• **Task to carry out**
All of the records must be given again exactly.
+===+
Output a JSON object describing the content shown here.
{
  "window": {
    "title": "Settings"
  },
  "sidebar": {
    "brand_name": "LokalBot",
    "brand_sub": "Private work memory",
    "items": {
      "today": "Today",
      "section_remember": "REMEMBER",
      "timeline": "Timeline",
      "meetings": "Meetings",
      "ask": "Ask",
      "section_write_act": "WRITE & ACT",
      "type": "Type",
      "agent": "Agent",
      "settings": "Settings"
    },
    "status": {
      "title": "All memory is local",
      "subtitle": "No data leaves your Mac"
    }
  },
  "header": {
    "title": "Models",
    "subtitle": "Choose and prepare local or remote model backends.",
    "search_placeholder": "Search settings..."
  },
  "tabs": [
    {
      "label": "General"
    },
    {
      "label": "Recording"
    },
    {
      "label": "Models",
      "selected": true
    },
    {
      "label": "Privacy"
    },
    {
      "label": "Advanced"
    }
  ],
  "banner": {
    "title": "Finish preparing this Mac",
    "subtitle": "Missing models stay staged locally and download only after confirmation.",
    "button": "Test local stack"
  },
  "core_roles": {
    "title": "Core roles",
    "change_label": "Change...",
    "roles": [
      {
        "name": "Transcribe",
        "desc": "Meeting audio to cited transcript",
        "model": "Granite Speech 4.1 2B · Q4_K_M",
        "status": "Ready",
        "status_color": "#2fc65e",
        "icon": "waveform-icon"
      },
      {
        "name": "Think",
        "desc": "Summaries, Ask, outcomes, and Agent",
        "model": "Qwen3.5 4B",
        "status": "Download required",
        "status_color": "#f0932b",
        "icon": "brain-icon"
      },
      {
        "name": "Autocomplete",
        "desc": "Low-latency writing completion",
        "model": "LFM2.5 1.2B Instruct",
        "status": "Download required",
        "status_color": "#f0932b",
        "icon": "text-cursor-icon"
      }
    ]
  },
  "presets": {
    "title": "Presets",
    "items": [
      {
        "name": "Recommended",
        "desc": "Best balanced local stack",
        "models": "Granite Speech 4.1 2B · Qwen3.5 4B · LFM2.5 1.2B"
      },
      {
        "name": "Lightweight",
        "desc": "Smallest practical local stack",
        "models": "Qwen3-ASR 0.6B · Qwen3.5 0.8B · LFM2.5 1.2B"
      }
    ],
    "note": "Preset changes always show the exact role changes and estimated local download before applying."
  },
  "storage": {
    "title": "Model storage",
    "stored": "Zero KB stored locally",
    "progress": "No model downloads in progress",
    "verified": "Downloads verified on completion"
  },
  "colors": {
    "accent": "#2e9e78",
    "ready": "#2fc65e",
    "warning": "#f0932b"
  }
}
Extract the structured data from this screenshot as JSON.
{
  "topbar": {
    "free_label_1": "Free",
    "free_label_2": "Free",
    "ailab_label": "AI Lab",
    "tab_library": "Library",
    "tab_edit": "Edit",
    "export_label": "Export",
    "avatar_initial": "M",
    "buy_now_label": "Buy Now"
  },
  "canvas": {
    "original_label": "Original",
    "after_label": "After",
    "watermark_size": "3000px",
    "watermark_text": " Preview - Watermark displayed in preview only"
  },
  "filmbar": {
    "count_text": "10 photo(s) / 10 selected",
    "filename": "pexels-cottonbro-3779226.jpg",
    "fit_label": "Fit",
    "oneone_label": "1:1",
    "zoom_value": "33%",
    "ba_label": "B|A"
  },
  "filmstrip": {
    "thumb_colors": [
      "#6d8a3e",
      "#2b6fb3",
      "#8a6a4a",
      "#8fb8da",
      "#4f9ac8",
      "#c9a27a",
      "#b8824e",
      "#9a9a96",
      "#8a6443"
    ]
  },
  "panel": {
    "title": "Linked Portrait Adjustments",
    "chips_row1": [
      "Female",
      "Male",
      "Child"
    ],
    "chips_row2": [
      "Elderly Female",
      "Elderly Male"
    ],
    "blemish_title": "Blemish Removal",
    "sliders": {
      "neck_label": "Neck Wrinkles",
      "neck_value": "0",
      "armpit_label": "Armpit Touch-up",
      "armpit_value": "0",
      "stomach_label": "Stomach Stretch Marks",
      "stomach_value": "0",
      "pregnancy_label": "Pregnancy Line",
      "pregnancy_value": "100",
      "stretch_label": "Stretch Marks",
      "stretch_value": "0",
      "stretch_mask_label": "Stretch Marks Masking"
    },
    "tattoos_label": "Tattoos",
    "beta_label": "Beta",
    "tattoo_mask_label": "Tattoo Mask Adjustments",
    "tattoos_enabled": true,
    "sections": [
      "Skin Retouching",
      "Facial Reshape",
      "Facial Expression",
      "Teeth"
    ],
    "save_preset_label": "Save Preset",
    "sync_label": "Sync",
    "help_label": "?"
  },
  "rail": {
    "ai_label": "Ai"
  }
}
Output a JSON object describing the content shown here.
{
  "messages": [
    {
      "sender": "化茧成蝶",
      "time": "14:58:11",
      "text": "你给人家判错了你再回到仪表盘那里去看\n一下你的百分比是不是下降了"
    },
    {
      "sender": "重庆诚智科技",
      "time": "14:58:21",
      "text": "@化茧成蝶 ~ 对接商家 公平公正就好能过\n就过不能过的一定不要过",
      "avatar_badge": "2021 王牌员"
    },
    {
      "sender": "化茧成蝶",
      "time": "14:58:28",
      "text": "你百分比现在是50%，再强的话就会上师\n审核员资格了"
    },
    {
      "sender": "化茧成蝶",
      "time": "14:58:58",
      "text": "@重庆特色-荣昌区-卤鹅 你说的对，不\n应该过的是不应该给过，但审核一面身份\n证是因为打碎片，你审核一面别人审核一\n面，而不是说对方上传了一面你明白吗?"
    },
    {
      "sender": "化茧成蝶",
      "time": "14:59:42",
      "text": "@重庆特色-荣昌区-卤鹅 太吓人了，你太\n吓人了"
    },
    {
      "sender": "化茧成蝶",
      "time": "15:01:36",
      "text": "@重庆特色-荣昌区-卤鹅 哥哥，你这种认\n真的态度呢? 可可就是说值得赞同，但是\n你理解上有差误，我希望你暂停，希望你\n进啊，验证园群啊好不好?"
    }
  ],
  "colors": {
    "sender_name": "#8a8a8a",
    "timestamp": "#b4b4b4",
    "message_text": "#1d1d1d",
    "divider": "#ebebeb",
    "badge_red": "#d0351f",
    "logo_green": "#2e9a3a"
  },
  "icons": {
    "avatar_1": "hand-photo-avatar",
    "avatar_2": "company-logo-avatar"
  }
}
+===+
• **Result of the exercise**
Output a JSON object describing the content shown here.
{
  "window": {
    "title": "Settings"
  },
  "sidebar": {
    "brand_name": "LokalBot",
    "brand_sub": "Private work memory",
    "items": {
      "today": "Today",
      "section_remember": "REMEMBER",
      "timeline": "Timeline",
      "meetings": "Meetings",
      "ask": "Ask",
      "section_write_act": "WRITE & ACT",
      "type": "Type",
      "agent": "Agent",
      "settings": "Settings"
    },
    "status": {
      "title": "All memory is local",
      "subtitle": "No data leaves your Mac"
    }
  },
  "header": {
    "title": "Models",
    "subtitle": "Choose and prepare local or remote model backends.",
    "search_placeholder": "Search settings..."
  },
  "tabs": [
    {
      "label": "General"
    },
    {
      "label": "Recording"
    },
    {
      "label": "Models",
      "selected": true
    },
    {
      "label": "Privacy"
    },
    {
      "label": "Advanced"
    }
  ],
  "banner": {
    "title": "Finish preparing this Mac",
    "subtitle": "Missing models stay staged locally and download only after confirmation.",
    "button": "Test local stack"
  },
  "core_roles": {
    "title": "Core roles",
    "change_label": "Change...",
    "roles": [
      {
        "name": "Transcribe",
        "desc": "Meeting audio to cited transcript",
        "model": "Granite Speech 4.1 2B · Q4_K_M",
        "status": "Ready",
        "status_color": "#2fc65e",
        "icon": "waveform-icon"
      },
      {
        "name": "Think",
        "desc": "Summaries, Ask, outcomes, and Agent",
        "model": "Qwen3.5 4B",
        "status": "Download required",
        "status_color": "#f0932b",
        "icon": "brain-icon"
      },
      {
        "name": "Autocomplete",
        "desc": "Low-latency writing completion",
        "model": "LFM2.5 1.2B Instruct",
        "status": "Download required",
        "status_color": "#f0932b",
        "icon": "text-cursor-icon"
      }
    ]
  },
  "presets": {
    "title": "Presets",
    "items": [
      {
        "name": "Recommended",
        "desc": "Best balanced local stack",
        "models": "Granite Speech 4.1 2B · Qwen3.5 4B · LFM2.5 1.2B"
      },
      {
        "name": "Lightweight",
        "desc": "Smallest practical local stack",
        "models": "Qwen3-ASR 0.6B · Qwen3.5 0.8B · LFM2.5 1.2B"
      }
    ],
    "note": "Preset changes always show the exact role changes and estimated local download before applying."
  },
  "storage": {
    "title": "Model storage",
    "stored": "Zero KB stored locally",
    "progress": "No model downloads in progress",
    "verified": "Downloads verified on completion"
  },
  "colors": {
    "accent": "#2e9e78",
    "ready": "#2fc65e",
    "warning": "#f0932b"
  }
}
Extract the structured data from this screenshot as JSON.
{
  "topbar": {
    "free_label_1": "Free",
    "free_label_2": "Free",
    "ailab_label": "AI Lab",
    "tab_library": "Library",
    "tab_edit": "Edit",
    "export_label": "Export",
    "avatar_initial": "M",
    "buy_now_label": "Buy Now"
  },
  "canvas": {
    "original_label": "Original",
    "after_label": "After",
    "watermark_size": "3000px",
    "watermark_text": " Preview - Watermark displayed in preview only"
  },
  "filmbar": {
    "count_text": "10 photo(s) / 10 selected",
    "filename": "pexels-cottonbro-3779226.jpg",
    "fit_label": "Fit",
    "oneone_label": "1:1",
    "zoom_value": "33%",
    "ba_label": "B|A"
  },
  "filmstrip": {
    "thumb_colors": [
      "#6d8a3e",
      "#2b6fb3",
      "#8a6a4a",
      "#8fb8da",
      "#4f9ac8",
      "#c9a27a",
      "#b8824e",
      "#9a9a96",
      "#8a6443"
    ]
  },
  "panel": {
    "title": "Linked Portrait Adjustments",
    "chips_row1": [
      "Female",
      "Male",
      "Child"
    ],
    "chips_row2": [
      "Elderly Female",
      "Elderly Male"
    ],
    "blemish_title": "Blemish Removal",
    "sliders": {
      "neck_label": "Neck Wrinkles",
      "neck_value": "0",
      "armpit_label": "Armpit Touch-up",
      "armpit_value": "0",
      "stomach_label": "Stomach Stretch Marks",
      "stomach_value": "0",
      "pregnancy_label": "Pregnancy Line",
      "pregnancy_value": "100",
      "stretch_label": "Stretch Marks",
      "stretch_value": "0",
      "stretch_mask_label": "Stretch Marks Masking"
    },
    "tattoos_label": "Tattoos",
    "beta_label": "Beta",
    "tattoo_mask_label": "Tattoo Mask Adjustments",
    "tattoos_enabled": true,
    "sections": [
      "Skin Retouching",
      "Facial Reshape",
      "Facial Expression",
      "Teeth"
    ],
    "save_preset_label": "Save Preset",
    "sync_label": "Sync",
    "help_label": "?"
  },
  "rail": {
    "ai_label": "Ai"
  }
}
Output a JSON object describing the content shown here.
{
  "messages": [
    {
      "sender": "化茧成蝶",
      "time": "14:58:11",
      "text": "你给人家判错了你再回到仪表盘那里去看\n一下你的百分比是不是下降了"
    },
    {
      "sender": "重庆诚智科技",
      "time": "14:58:21",
      "text": "@化茧成蝶 ~ 对接商家 公平公正就好能过\n就过不能过的一定不要过",
      "avatar_badge": "2021 王牌员"
    },
    {
      "sender": "化茧成蝶",
      "time": "14:58:28",
      "text": "你百分比现在是50%，再强的话就会上师\n审核员资格了"
    },
    {
      "sender": "化茧成蝶",
      "time": "14:58:58",
      "text": "@重庆特色-荣昌区-卤鹅 你说的对，不\n应该过的是不应该给过，但审核一面身份\n证是因为打碎片，你审核一面别人审核一\n面，而不是说对方上传了一面你明白吗?"
    },
    {
      "sender": "化茧成蝶",
      "time": "14:59:42",
      "text": "@重庆特色-荣昌区-卤鹅 太吓人了，你太\n吓人了"
    },
    {
      "sender": "化茧成蝶",
      "time": "15:01:36",
      "text": "@重庆特色-荣昌区-卤鹅 哥哥，你这种认\n真的态度呢? 可可就是说值得赞同，但是\n你理解上有差误，我希望你暂停，希望你\n进啊，验证园群啊好不好?"
    }
  ],
  "colors": {
    "sender_name": "#8a8a8a",
    "timestamp": "#b4b4b4",
    "message_text": "#1d1d1d",
    "divider": "#ebebeb",
    "badge_red": "#d0351f",
    "logo_green": "#2e9a3a"
  },
  "icons": {
    "avatar_1": "hand-photo-avatar",
    "avatar_2": "company-logo-avatar"
  }
}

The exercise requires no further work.